Despite them mentioned efforts, UAM still has many challenges to be solved. First of all, higher battery capacities are required to overcome short travel distances (30-50 km) and cover long-distance travel of 100 km or more between cities. These requirements demand not only higher energy density and faster charging but also the development of battery packaging and battery management systems. Apart from the evolution toward a medium-sized aircraft for four to eight passengers from the current one- or two-seater prototype, the helipad already built on the roof of the existing building must be actively utilized during the construction of a UAM vertiport, a takeoff and landing terminal.

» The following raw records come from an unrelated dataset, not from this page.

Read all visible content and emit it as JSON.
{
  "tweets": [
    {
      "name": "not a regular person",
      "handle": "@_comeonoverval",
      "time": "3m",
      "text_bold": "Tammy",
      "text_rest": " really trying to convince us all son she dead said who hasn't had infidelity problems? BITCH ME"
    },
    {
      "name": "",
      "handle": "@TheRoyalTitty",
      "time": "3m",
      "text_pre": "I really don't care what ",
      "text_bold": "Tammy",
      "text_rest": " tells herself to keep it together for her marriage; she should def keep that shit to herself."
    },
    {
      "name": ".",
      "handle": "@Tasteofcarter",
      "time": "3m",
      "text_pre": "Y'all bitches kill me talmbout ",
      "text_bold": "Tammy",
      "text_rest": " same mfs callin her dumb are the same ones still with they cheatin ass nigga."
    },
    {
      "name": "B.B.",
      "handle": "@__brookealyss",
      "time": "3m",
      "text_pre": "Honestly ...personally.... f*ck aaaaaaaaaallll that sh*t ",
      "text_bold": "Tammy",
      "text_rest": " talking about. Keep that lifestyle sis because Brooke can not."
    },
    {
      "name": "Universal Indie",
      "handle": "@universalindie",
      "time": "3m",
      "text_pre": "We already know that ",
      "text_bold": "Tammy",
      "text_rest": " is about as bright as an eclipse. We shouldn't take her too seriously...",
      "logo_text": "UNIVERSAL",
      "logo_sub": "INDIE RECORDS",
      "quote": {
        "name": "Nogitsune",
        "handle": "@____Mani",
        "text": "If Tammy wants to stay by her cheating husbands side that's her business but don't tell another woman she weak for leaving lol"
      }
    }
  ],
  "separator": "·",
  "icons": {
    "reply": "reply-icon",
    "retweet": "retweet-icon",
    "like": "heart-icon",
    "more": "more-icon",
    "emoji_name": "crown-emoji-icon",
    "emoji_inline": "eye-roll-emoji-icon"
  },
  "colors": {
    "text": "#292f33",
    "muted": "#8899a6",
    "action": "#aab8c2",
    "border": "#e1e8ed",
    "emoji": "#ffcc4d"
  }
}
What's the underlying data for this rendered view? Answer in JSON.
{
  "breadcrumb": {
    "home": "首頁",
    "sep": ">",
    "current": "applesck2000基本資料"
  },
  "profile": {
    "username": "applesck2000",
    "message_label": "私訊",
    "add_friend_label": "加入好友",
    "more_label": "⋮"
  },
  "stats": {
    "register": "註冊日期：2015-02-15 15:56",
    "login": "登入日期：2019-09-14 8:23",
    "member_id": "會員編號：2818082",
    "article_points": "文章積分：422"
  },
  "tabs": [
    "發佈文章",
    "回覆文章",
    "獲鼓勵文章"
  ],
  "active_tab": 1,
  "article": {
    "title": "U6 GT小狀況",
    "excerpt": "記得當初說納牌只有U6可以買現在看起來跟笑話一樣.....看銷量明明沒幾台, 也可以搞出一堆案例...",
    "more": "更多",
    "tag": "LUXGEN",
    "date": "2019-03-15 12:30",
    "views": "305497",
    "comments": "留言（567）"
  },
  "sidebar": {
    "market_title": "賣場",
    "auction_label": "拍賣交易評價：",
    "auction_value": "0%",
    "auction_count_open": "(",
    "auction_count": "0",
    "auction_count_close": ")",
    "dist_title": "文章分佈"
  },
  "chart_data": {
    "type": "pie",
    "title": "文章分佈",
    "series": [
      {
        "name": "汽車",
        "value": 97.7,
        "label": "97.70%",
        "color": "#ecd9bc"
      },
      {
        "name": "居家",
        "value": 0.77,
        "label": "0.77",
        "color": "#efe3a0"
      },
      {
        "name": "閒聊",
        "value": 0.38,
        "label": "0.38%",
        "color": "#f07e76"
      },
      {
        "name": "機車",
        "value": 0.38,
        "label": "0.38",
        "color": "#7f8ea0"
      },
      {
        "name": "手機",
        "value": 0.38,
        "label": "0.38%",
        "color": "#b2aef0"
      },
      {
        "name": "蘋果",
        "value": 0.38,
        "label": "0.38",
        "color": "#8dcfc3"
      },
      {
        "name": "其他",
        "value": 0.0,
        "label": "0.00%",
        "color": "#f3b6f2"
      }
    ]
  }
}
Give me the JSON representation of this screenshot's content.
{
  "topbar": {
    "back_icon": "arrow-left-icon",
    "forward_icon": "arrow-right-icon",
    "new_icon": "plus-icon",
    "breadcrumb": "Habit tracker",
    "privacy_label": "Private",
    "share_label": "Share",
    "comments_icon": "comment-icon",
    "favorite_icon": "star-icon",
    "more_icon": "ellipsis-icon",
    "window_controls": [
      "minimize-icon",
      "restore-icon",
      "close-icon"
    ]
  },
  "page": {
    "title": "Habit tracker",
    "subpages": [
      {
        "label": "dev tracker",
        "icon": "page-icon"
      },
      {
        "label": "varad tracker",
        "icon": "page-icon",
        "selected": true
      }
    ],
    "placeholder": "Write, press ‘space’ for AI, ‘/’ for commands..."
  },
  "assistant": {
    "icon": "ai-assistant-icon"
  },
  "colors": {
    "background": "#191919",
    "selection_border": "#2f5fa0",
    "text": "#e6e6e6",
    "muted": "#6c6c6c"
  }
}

There is a need to provide directions for several legal issues, including air traffic control systems, UAM regulations, and the invasion of privacy. Regarding the Concept of Operations (ConOps), the altitude, the fleet of aircraft, return intervals, transfer modes, and more are also subject to discussion. Along with the simplification of the airworthiness certification process for UAM in the R&D stage, free zones should be designated and operated so that aircraft whose safety has been verified can fly without restrictions.
In particular, it is important to prepare insurance systems for safety accidents. Government-led standard insurance models need to be developed and distributed so that private insurance companies can launch their products easily in the future. Artificial intelligence services should be utilized to promote the sharing of big data between the government and transportation business operators, thus reinforcing foundations for safety control. As such, well-established UAM ecosystems will bring a transportation revolution to the world, thus allowing local boundaries to disappear. These should lead to greater efficiency, creating a new form of the human and physical network.
Fig 5. 'Aero-Cab Station', Jean-Marc Côté (Wikimedia Commons)
Jean-Marc Côté, an 18th-century French artist, painted several postcards in 1899, picturing the year 2000. The most striking one is the Aero-Cab Station, which shows flying taxis with passengers on board. Now, about 100 years later, human beings are about to introduce UAM systems, a futuristic edition of flying taxis. It is now our turn to depict a new way of looking at the blue sky.
Professor, Department of Metallurgical and Materials Engineering, Gyeongsang National University